With a new album in the works and a new manager to help spread the word, Motels frontwoman Martha Davis is feeling the same enthusiasm and anticipation about her band as when it formed in the early '70s.
"It's a really exciting time, a rebuilding time," Davis said by phone from her 72-acre farm in Oregon. "I have a wonderful band and big hopes for the future. We're really looking to change the landscape. It's funny, this version of the band has been around 10 years, longer than the original Motels."
The new wave band, now known as Martha Davis and The Motels, is best known for its '80s hits "Only the Lonely" and "Suddenly Last Summer." The band performs Tuesday at bergenPAC in Englewood and tonight in Long Branch.
Davis has written several songs for The Motels' first album in five years with former Train bassist Charlie Colin. She said she balances her time between recording Motels music and solo material, and herding pigs and tending to goats, turkeys and chickens on the farm she has called home for the past eight years. "I've never been 100 percent comfortable in the city," Davis said. "Now I enjoy the cities when I tour and come home to a crazy, beautiful, wacky farm."
Until recently, Davis also ran all business aspects of the band, but she found that she was spreading herself thin. Giving over the reins wasn't easy.
"I had made some bad management choices in the past and was very leery of hiring someone," she said. "But [managing her career] was totally time-consuming and the promotion part, using social media, isn't my specialty."
Davis credits the band's newfound visibility to its new manager, Greg Sims. One of Sims' first moves was to have Davis and The Motels play in Europe for the first time since the band's heyday in the '80s.
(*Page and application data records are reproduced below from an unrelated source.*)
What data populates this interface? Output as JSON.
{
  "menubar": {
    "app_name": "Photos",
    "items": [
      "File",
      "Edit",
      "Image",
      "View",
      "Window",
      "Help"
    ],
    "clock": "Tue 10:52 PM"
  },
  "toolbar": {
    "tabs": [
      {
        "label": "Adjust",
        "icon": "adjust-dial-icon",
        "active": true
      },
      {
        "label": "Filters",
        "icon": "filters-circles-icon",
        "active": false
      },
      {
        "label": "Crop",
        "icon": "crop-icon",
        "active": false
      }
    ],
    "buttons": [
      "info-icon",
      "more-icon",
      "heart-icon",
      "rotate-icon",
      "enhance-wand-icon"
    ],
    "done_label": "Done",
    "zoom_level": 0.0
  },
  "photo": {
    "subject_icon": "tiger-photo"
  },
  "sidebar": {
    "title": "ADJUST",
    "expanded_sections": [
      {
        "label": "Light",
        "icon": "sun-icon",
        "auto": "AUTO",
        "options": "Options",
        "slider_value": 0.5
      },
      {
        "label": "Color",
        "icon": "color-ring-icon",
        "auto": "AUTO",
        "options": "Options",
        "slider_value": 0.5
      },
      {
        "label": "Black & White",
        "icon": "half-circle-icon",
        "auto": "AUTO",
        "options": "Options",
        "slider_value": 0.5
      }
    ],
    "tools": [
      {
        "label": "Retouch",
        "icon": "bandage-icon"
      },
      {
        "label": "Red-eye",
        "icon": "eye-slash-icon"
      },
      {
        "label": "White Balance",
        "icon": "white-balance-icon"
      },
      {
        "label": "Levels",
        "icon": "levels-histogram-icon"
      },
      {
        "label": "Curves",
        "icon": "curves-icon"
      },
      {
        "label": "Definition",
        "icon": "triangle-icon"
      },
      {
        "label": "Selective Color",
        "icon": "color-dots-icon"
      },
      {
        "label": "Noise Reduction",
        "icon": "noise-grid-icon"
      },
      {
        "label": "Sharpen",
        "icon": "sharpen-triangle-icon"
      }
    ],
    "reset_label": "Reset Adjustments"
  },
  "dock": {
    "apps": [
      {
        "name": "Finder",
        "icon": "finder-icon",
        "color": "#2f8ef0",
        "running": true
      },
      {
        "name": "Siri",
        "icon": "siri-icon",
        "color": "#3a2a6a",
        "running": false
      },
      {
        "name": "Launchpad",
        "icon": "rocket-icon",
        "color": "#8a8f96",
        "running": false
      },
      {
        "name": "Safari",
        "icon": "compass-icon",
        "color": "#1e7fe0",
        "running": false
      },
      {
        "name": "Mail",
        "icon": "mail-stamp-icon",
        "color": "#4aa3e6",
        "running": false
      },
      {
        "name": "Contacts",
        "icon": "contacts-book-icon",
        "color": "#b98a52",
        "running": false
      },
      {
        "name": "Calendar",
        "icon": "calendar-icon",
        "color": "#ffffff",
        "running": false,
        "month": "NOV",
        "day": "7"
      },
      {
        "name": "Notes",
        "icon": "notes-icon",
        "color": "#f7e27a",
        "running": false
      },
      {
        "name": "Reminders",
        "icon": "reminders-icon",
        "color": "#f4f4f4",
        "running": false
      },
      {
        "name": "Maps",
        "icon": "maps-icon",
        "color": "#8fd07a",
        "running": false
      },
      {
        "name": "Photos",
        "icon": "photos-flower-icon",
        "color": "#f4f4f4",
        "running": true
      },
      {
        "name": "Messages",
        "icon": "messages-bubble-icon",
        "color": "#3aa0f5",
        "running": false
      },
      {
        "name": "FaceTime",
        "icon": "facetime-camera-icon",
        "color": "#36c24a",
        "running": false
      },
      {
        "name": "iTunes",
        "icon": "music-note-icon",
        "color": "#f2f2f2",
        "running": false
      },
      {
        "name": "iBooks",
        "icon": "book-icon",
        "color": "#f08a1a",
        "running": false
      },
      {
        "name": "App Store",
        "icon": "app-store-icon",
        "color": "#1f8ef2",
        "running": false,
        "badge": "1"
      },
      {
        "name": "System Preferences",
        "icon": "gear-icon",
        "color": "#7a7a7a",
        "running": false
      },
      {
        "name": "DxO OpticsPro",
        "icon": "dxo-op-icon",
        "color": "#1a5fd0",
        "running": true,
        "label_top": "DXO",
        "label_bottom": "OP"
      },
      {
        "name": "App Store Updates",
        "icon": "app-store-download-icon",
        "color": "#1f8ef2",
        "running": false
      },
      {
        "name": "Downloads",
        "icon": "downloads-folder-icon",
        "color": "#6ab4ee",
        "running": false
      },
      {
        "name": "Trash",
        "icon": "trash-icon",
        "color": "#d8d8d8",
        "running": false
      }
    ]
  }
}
The Motels formed in Davis' native Berkeley, Calif., in 1971. The band took a circuitous route to its commercial breakthrough a decade later. The band's third record, initially called "Apocalypso," was rejected by Capitol Records, which said its quirky pop was too far afield for the mainstream market.
"I always wanted our music to be a little strange," Davis said. "The people I listened to, like David Bowie and Brian Eno, were outside of the mainstream."
The Motels reentered the studio and emerged in 1982 with "All Four One." The record hit No. 16 on the Billboard albums chart on the strength of the Top 10 single "Only the Lonely."
But success was bittersweet, Davis said. "That album, though it was the most successful, was way too produced and slick," she said. "We had a hit, but it was a tradeoff. And it went even more pop afterward. I didn't know how to put the brakes on." Eventually Davis dissolved the band in 1987.
In 2011, "Apocalypso" finally saw the light of day through independent label Omnivore Recordings. "Thank God it finally came out," Davis said. "It's so much fun. We always play the song 'Apocalypso,' and we've been getting conga lines in the audience."
WHO: "Awesome '80s," featuring Martha Davis and The Motels, Bow Wow Wow, Gene Loves Jezebel.
WHAT: New wave.
IN TOWN: 8 p.m. Tuesday, Bergen Performing Arts Center, 30 N. Van Brunt St., Englewood; 201-227-1030 or bergenpac.org. $25, $35, $50.
ALSO PERFORMING: Martha Davis and The Motels, The Cynz and The Glycerine Queens, 7 tonight, The Brighton Bar, 121 Brighton Ave., Long Branch; 732-229-9676 or brightonbar.com. $15.
MORE INFO: themotels.com.
A service of YellowBrix, Inc.
Most Popular Stories
- Accenture Gets 8 Percent Bump in Q1
- Insurance Rule Change Angers Industry
- Revised GDP Up 4.1 Percent in 3rd Quarter
- Obama Opens Last-Minute Loophole in Insurance Law
- Alex Kinsey, Sierra Deaton Crowned 'X-Factor' Champs
- Obama's Dad Was Abusive Drunk, Half Brother Says
- Economic Growth Boosts U.S. Futures
- The Costs of Repealing Obamacare
- BlackBerry Posts $4.4 Billion Quarterly Net Loss
- Brian Boitano Announces That He Is Gay